This article is part of Apollo: A Lunar Legacy, a multi-part series that explores the technological advances behind Apollo 11, their influence on modern day, and what's next for the moon. You may have heard that freeze-dried food was…
Photography

The magic hour creates magical photos. Here’s how to capture dreamy stunners

The golden hour, aka the magic hour, is a special time for photographers that happens twice a day. Here are some simple tips for making the most of this time to capture stunning portraits, landscapes, and the like.
Emerging Tech

Prepare for liftoff! Here are all the moon missions happening in the next decade

The next 10 years are poised to be the most significant in lunar history in decades. What do we have to look forward to? Check out this handy guide to the coming decade of moon missions.
Photography

50 years later, the first camera on the moon is still collecting lunar dust

The cameras aboard Apollo 11 captured some of history's most iconic images, including shots of Earth and footprints on the lunar surface. To commemorate the first moon landing, we look back at how Hasselblad's stripped shooters came to be.
Cars

Awesome Tech You Can’t Buy Yet: Wearable chargers and A.I.-enhanced keyboards

Check out our roundup of the best new crowdfunding projects and product announcements that hit the web this week. You may not be able to buy this stuff yet, but it sure is fun to gawk!
Emerging Tech

Mars 2020 rover enters its final year of engineering before launch

The countdown has begun for the last year of development before the Mars 2020 launches between July 17, 2020 and August 5, 2020. Progress on finalizing the rover is right on track, according to NASA.
Emerging Tech

Could Mars’ now-barren Gale Crater lake have once supported life?

The Gale Crater is the site of an ancient lake which existed for millions of years. But even after the lake disappeared, groundwater could have remained for billions of years. Now, a team of scientists is searching for clues of life there.
Emerging Tech
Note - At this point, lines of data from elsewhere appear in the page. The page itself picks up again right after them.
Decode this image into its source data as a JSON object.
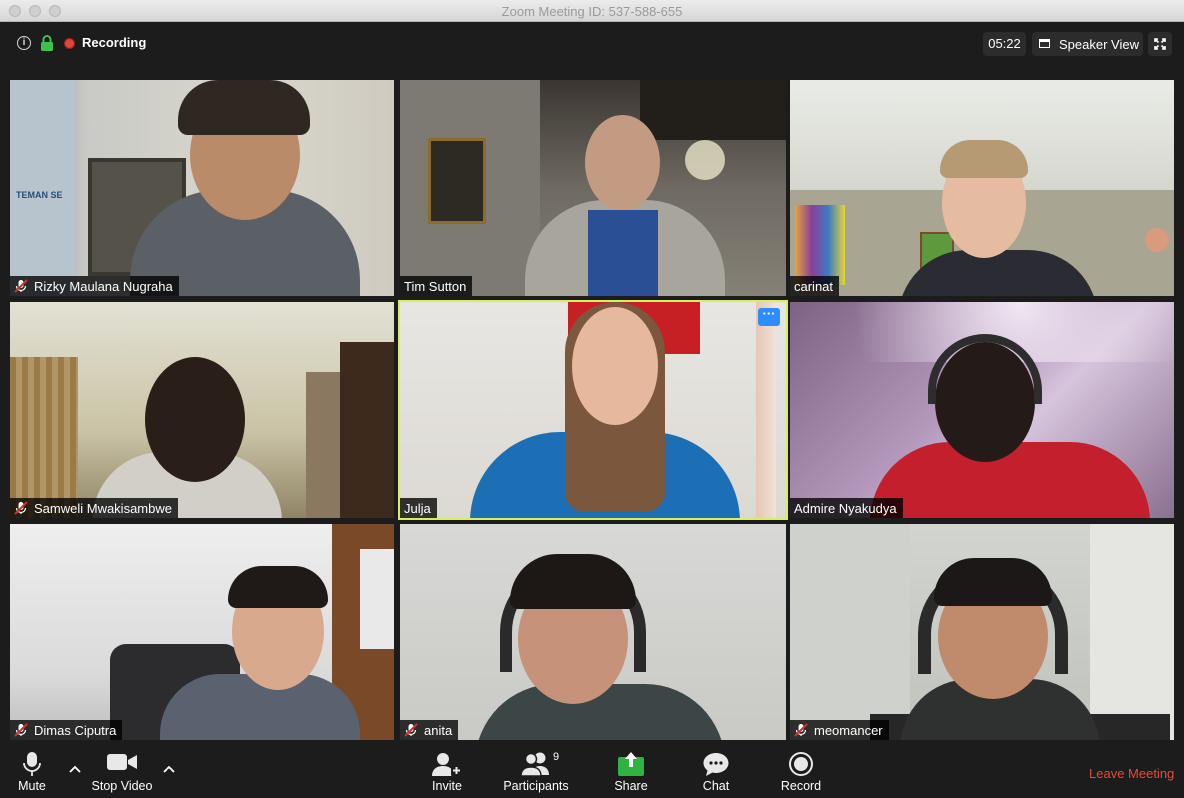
{
  "window": {
    "title": "Zoom Meeting ID: 537-588-655"
  },
  "topbar": {
    "info_icon": "info-icon",
    "lock_icon": "lock-icon",
    "recording_label": "Recording",
    "timer": "05:22",
    "view_label": "Speaker View",
    "fullscreen_icon": "fullscreen-icon"
  },
  "participants": [
    {
      "name": "Rizky Maulana Nugraha",
      "muted": true,
      "active": false
    },
    {
      "name": "Tim Sutton",
      "muted": false,
      "active": false
    },
    {
      "name": "carinat",
      "muted": false,
      "active": false
    },
    {
      "name": "Samweli Mwakisambwe",
      "muted": true,
      "active": false
    },
    {
      "name": "Julja",
      "muted": false,
      "active": true
    },
    {
      "name": "Admire Nyakudya",
      "muted": false,
      "active": false
    },
    {
      "name": "Dimas Ciputra",
      "muted": true,
      "active": false
    },
    {
      "name": "anita",
      "muted": true,
      "active": false
    },
    {
      "name": "meomancer",
      "muted": true,
      "active": false
    }
  ],
  "tile_more_icon": "more-options-icon",
  "toolbar": {
    "mute_label": "Mute",
    "video_label": "Stop Video",
    "invite_label": "Invite",
    "participants_label": "Participants",
    "participants_count": "9",
    "share_label": "Share",
    "chat_label": "Chat",
    "record_label": "Record",
    "leave_label": "Leave Meeting"
  },
  "colors": {
    "active_speaker_border": "#d7ef5c",
    "share_green": "#2fb442",
    "leave_red": "#e64a3b",
    "more_button_blue": "#2d8cff"
  }
}
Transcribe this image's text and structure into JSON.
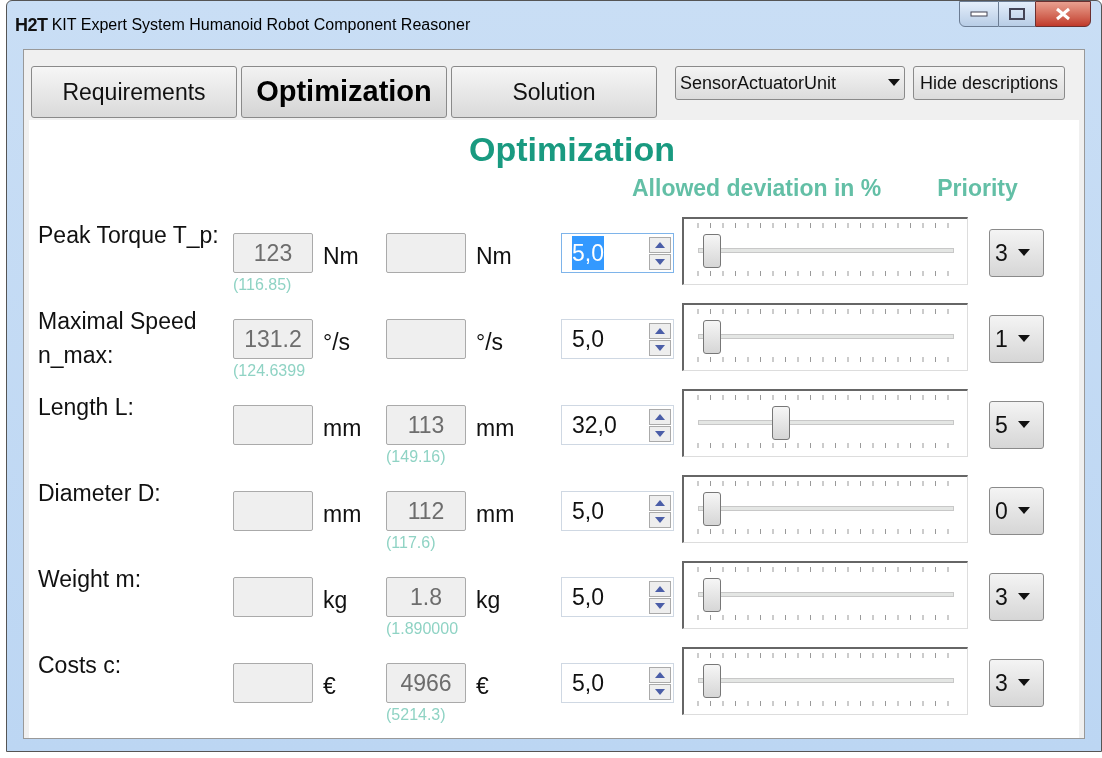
{
  "window": {
    "logo": "H2T",
    "title": "KIT Expert System Humanoid Robot Component Reasoner"
  },
  "tabs": [
    {
      "label": "Requirements",
      "selected": false
    },
    {
      "label": "Optimization",
      "selected": true
    },
    {
      "label": "Solution",
      "selected": false
    }
  ],
  "component_select": {
    "value": "SensorActuatorUnit"
  },
  "hide_button": {
    "label": "Hide descriptions"
  },
  "heading": "Optimization",
  "columns": {
    "deviation": "Allowed deviation in %",
    "priority": "Priority"
  },
  "rows": [
    {
      "label": "Peak Torque T_p:",
      "min": {
        "value": "123",
        "hint": "(116.85)"
      },
      "min_unit": "Nm",
      "max": {},
      "max_unit": "Nm",
      "deviation": "5,0",
      "text_selected": true,
      "level": 0.05,
      "priority": "3"
    },
    {
      "label": "Maximal Speed n_max:",
      "min": {
        "value": "131.2",
        "hint": "(124.6399"
      },
      "min_unit": "°/s",
      "max": {},
      "max_unit": "°/s",
      "deviation": "5,0",
      "text_selected": false,
      "level": 0.05,
      "priority": "1"
    },
    {
      "label": "Length L:",
      "min": {},
      "min_unit": "mm",
      "max": {
        "value": "113",
        "hint": "(149.16)"
      },
      "max_unit": "mm",
      "deviation": "32,0",
      "text_selected": false,
      "level": 0.32,
      "priority": "5"
    },
    {
      "label": "Diameter D:",
      "min": {},
      "min_unit": "mm",
      "max": {
        "value": "112",
        "hint": "(117.6)"
      },
      "max_unit": "mm",
      "deviation": "5,0",
      "text_selected": false,
      "level": 0.05,
      "priority": "0"
    },
    {
      "label": "Weight m:",
      "min": {},
      "min_unit": "kg",
      "max": {
        "value": "1.8",
        "hint": "(1.890000"
      },
      "max_unit": "kg",
      "deviation": "5,0",
      "text_selected": false,
      "level": 0.05,
      "priority": "3"
    },
    {
      "label": "Costs c:",
      "min": {},
      "min_unit": "€",
      "max": {
        "value": "4966",
        "hint": "(5214.3)"
      },
      "max_unit": "€",
      "deviation": "5,0",
      "text_selected": false,
      "level": 0.05,
      "priority": "3"
    }
  ]
}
Practically perfect in every way: Hubble shows galaxy with amazing symmetry

This week's Hubble image shows the spiral galaxy NGC 2985, located over 70 million light-years away. Hubble scientists describe NGC 2985 as having near-perfect symmetry, showing tightly wound spiral arms which converge in the center.
Emerging Tech

NASA’s Artemis capsule is complete, will carry the first woman to the moon

The crew capsule which will carry American astronauts to the moon as part of the Artemis project has been completed. The completion of the Artemis 1 capsule was announced by Vice President Mike Pence.
Emerging Tech

Three new astronauts join the International Space Station crew for Expedition 60

Exactly fifty years after Neil Armstrong and Buzz Aldrin set foot on the moon, a new team of astronauts from NASA, Roscosmos, and ESA have arrived at the International Space Station to begin their stay there.
Emerging Tech

How re-engineering an old technology could give us EVs with 700 miles of range

Battery supply has been a critical limiting factor in electric vehicle adoption. Now Portland-based XNRGI has developed a battery based on old silicon wafer technology, and it could revolutionize the battery industry.
Emerging Tech

Parrot exits low-end drone market to focus on its Anafi quadcopter

Parrot is exiting the low-end drone market to focus on developing its more advanced Anafi drone for the commercial market. The company recently won a contract with the U.S. Department of Defense to develop a drone for soldiers.